My role at Goldschmidt 2015 was mostly photography. With a side portion of blogging thrown in, like a salad relish afterthought. There was also the poster of course, presenting my PhD hydrothermal experiment work. Poster sessions make me nervous. In fact, most social events make me nervous. I’m a nervous kind of creature. A flavour of trepidation existed, therefore, at the looming schedule of banquets, medal award and VIP dinners that awaited me over the conference.
I like the role of photographer. The camera and tripod justify one’s entry into quite private exchanges and scenes; yet also provide a deflective barrier against direct social engagement. It allows one to be a fly, a rat, a ghost, a nobody. A good photographer has the paradox to be able to capture the vibrant heart and essence of an event, whilst personally lacking existence. Such duality appeals to me.
All my previous work had been outdoors. I photographed extreme climbing in the European Alps, High Himalaya and Scottish highlands, and won a photography award for documenting the terrible suffering and death that are the Delhi slums (www.adrienne.moonfruit.com). I was worried that my lack of experience of indoor photography would lead to a disastrous week full of over exposed, blurry images and disappointed organisers. There is always the issue when people look at one’s previous work that they expect that standard of photography at all times, and not realising that a portfolio of 20 good shots may have taken months to garner together.
Most of my fears were unfounded, however. The organising team were both incredibly efficient, and genuinely friendly and kind. After the first day, navigating the conference centre labyrinth was no problem. I quickly learnt the tripod was essential to have any hope of a stable shot devoid of blur. Even then, one shot in a hundred was working successfully, due to the low light conditions. I have always hated using flash photography, as it makes the photographer an invasive element, instead of a fly on the wall. But the venue lighting simply insisted on the flash. I hope it didn’t disturb the speakers too much! Having the camera gave me the perfect excuse to go and talk to prominent figures in the community I would never of otherwise had the courage to approach, and the requirement to gain a photograph allowed me a way through the often seemingly impenetrable ‘high level’ entourage familiarly encountered by most students. The highlight of my week was meeting the lovely Dr Allan Treiman, a hero of mine, possibly the foremost authority on Martian meteorites and giant in the community.
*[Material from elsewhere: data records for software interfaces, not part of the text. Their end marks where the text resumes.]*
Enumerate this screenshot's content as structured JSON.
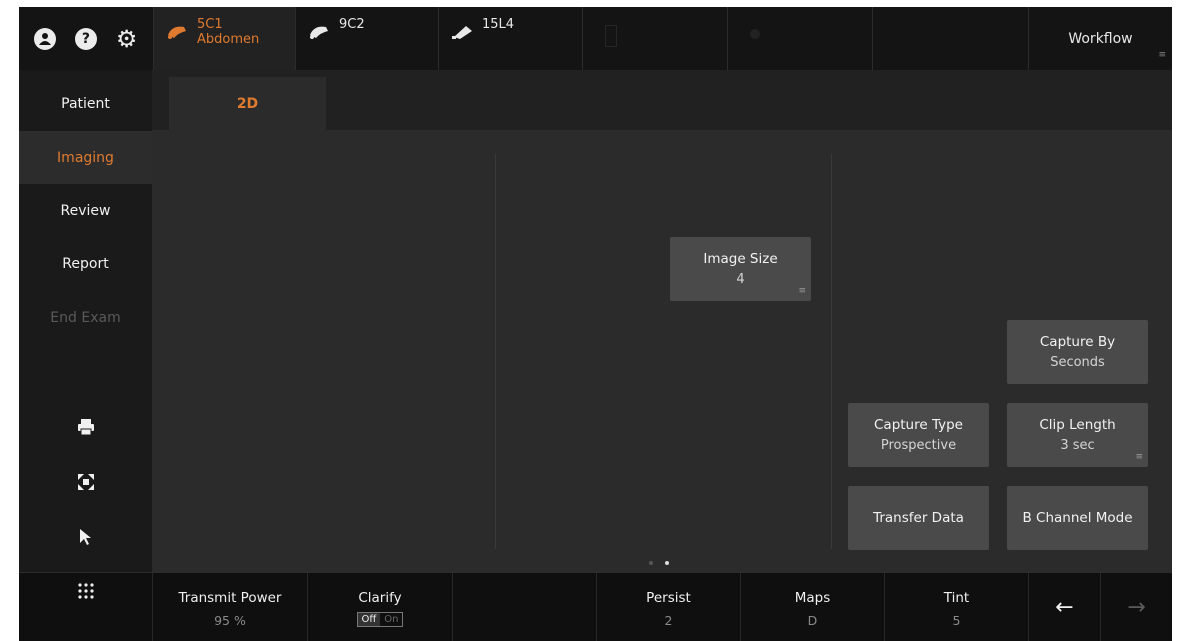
{
  "probes": [
    {
      "name": "5C1",
      "sub": "Abdomen",
      "active": true
    },
    {
      "name": "9C2",
      "sub": "",
      "active": false
    },
    {
      "name": "15L4",
      "sub": "",
      "active": false
    }
  ],
  "topbar": {
    "workflow_label": "Workflow",
    "workflow_menu_glyph": "≡"
  },
  "sidebar": {
    "items": [
      {
        "label": "Patient",
        "state": "normal"
      },
      {
        "label": "Imaging",
        "state": "active"
      },
      {
        "label": "Review",
        "state": "normal"
      },
      {
        "label": "Report",
        "state": "normal"
      },
      {
        "label": "End Exam",
        "state": "disabled"
      }
    ],
    "icons": [
      "print-icon",
      "fullscreen-icon",
      "pointer-icon"
    ]
  },
  "mode_tab": {
    "label": "2D"
  },
  "controls": {
    "image_size": {
      "label": "Image Size",
      "value": "4",
      "glyph": "≡"
    },
    "capture_by": {
      "label": "Capture By",
      "value": "Seconds"
    },
    "capture_type": {
      "label": "Capture Type",
      "value": "Prospective"
    },
    "clip_length": {
      "label": "Clip Length",
      "value": "3 sec",
      "glyph": "≡"
    },
    "transfer_data": {
      "label": "Transfer Data"
    },
    "b_channel_mode": {
      "label": "B Channel Mode"
    }
  },
  "pager": {
    "pages": 2,
    "current": 2
  },
  "bottom": {
    "transmit_power": {
      "label": "Transmit Power",
      "value": "95 %"
    },
    "clarify": {
      "label": "Clarify",
      "off": "Off",
      "on": "On",
      "selected": "Off"
    },
    "persist": {
      "label": "Persist",
      "value": "2"
    },
    "maps": {
      "label": "Maps",
      "value": "D"
    },
    "tint": {
      "label": "Tint",
      "value": "5"
    },
    "back_glyph": "←",
    "forward_glyph": "→"
  },
  "colors": {
    "accent": "#e07a2f",
    "background": "#2b2b2b",
    "control": "#4a4a4a"
  }
}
Memories of this week include exploring the stunning balconies and frescos of Municipality House, lunching in the VIP meeting of the Corinthia hotel, meeting each of the plenary and medallists, and having my photograph portrait of Peter Sale being published in the German Newspaper Deutsche Welle (http://www.dw.com/en/the-future-is-grim-for-coral-reefs/a-18656602). Meeting and chatting with figures such as Andrew Revkin and Tom Parkhill have inspired me immensely to pursue a career with more involved science journalism, rather than pure research. Writing this in Prague airport just before departing back home to Scotland I realise it has been a turning point of a week, both in how I perceive science and my place within it. I thank the Goldschmidt organisers immensely for allowing me the opportunity to be the photographer, I am deeply grateful.